In order to accurately distinguish gaps of varying length in drug treatment for chronic conditions from discontinuation without resuming therapy, short-term observation does not suffice. Thus, the use of inhalation corticosteroids (ICS) in the long-term, during a ten-year period is investigated. To describe medication use as a continuum, taking into account the timeliness and consistency of refilling, a Markov model is proposed.
Patients, that filled at least one prescription in 1993, were selected from the PHARMO medical record linkage system (RLS) containing >95% prescription dispensings per patient originating from community pharmacy records of 6 medium-sized cities in the Netherlands.
The probabilities of continuous use, the refilling of at least one ICS prescription in each year of follow-up, and medication free periods were assessed by Markov analysis. Stratified analysis according to new use was performed.
The transition probabilities of the refilling of at least one ICS prescription in the subsequent year of follow-up, were assessed for each year of follow-up and for the total study period.
The change of transition probabilities in time was evaluated, e.g. the probability of continuing ICS use of starters in the first two years (51%) of follow-up increased to more than 70% in the following years.
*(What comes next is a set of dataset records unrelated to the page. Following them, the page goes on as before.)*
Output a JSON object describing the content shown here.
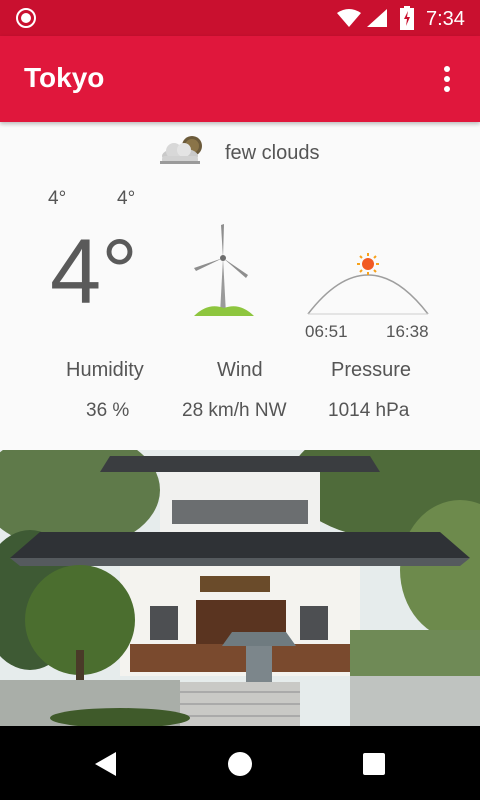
{
  "status_bar": {
    "time": "7:34",
    "icons": [
      "record-icon",
      "wifi-icon",
      "signal-icon",
      "battery-charging-icon"
    ],
    "color": "#c9102f"
  },
  "app_bar": {
    "title": "Tokyo",
    "menu_icon": "more-vert-icon",
    "color": "#e0173c"
  },
  "weather": {
    "condition": "few clouds",
    "condition_icon": "few-clouds-icon",
    "temp_min": "4°",
    "temp_max": "4°",
    "temperature": "4°",
    "sunrise": "06:51",
    "sunset": "16:38",
    "wind_icon": "windmill-icon",
    "sun_icon": "sun-arc-icon",
    "details": [
      {
        "label": "Humidity",
        "value": "36 %"
      },
      {
        "label": "Wind",
        "value": "28 km/h NW"
      },
      {
        "label": "Pressure",
        "value": "1014 hPa"
      }
    ]
  },
  "photo": {
    "subject": "temple-photo"
  },
  "nav_bar": {
    "icons": [
      "back-icon",
      "home-icon",
      "recents-icon"
    ]
  }
}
The probabilities of different patterns of medication use were assessed: continuous use (7.7%), cumulative medication gaps (1–8 years 69.1%) and discontinuing (23.2%) during ten-year follow-up for new users. New users had lower probability of continuous use (7.7%) and more variability in ICS refill patterns than previous users (56%).
In addition to well-established methods in epidemiology to ascertain compliance and persistence, a Markov model could be useful to further specify the variety of possible patterns of medication use within the continuum of adherence. This Markov model describes variation in behaviour and patterns of ICS use and could also be useful to investigate continuous use of other drugs applied in chronic diseases.